Affordability takes two

The state and University are responsible for making college affordable.

Daily Editorial Board

Students are gathering at the state Capitol today to participate in the Rally to Restore Affordability, a show of their support for increased state funding of higher education. While we applaud this effort, affordability also depends on the University of MinnesotaâÄôs willingness to stop the wasteful spending that has been driving up tuition costs.

The University has done a terrible job of controlling nonacademic costs recently. Between 2003 and 2007, the University increased spending on instruction by 17.9 percent and on administration by 28.5 percent. It also increased tuition 29.2 percent, the largest increase among state universities.
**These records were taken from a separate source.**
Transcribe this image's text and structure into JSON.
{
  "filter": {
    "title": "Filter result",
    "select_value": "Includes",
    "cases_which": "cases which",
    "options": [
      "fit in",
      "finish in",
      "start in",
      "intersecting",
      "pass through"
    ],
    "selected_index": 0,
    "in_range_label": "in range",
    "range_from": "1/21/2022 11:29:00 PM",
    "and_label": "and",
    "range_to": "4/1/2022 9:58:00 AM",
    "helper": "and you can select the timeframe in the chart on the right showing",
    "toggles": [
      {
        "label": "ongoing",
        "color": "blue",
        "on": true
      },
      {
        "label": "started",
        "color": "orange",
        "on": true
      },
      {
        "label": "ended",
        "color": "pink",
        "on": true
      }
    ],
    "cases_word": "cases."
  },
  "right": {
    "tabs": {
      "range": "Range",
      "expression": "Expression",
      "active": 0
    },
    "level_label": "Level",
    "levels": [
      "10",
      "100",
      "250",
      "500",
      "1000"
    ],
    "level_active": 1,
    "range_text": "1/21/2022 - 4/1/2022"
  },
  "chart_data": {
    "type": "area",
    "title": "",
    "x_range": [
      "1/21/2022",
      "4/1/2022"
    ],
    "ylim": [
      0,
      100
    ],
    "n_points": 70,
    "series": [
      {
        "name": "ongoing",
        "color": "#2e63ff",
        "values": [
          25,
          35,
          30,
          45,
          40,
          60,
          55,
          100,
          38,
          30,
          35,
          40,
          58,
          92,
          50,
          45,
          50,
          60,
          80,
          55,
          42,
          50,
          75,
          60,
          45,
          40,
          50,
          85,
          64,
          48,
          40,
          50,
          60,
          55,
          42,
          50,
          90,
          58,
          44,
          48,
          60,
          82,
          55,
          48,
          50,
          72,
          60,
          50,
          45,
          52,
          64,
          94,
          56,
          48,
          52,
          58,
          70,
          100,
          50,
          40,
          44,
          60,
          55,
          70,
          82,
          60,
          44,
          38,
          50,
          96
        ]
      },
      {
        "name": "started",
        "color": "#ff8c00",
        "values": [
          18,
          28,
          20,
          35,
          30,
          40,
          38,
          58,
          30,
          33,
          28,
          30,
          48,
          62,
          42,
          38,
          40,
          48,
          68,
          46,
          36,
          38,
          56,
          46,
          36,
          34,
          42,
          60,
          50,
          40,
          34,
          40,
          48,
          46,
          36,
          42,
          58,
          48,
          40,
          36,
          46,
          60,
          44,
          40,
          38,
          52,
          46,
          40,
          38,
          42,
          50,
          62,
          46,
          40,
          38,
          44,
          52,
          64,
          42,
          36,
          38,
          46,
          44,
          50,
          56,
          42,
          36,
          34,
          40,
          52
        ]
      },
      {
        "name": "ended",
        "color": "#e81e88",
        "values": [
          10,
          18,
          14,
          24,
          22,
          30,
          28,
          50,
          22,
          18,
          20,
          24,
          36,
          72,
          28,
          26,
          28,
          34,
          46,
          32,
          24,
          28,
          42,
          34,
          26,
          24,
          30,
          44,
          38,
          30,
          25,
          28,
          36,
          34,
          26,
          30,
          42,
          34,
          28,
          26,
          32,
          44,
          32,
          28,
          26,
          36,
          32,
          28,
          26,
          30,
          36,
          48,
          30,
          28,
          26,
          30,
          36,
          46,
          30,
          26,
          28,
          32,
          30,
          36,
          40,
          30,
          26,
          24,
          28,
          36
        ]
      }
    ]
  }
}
During that period, the Board of Regents also approved every construction project, real estate transaction and purchasing contract brought before it. Exactly one of those votes was not unanimous. Furthermore, many purchases were made through an “emergency approval” process in which only three regents are required to vote.

The board continuously approved annual tuition increases well above inflation rates and a new “Student Capital Enhancement Fee” that will rise every semester.

With the average Minnesota student graduating with $26,000 in debt, the affordability of higher education is a major concern. The regents and the University administration have been irresponsible in pushing the burden onto students instead of making nonacademic spending cuts.

While we still encourage students to support increased state funding, itâÄôs important that the University accepts its share of the responsibility and works to restore affordability.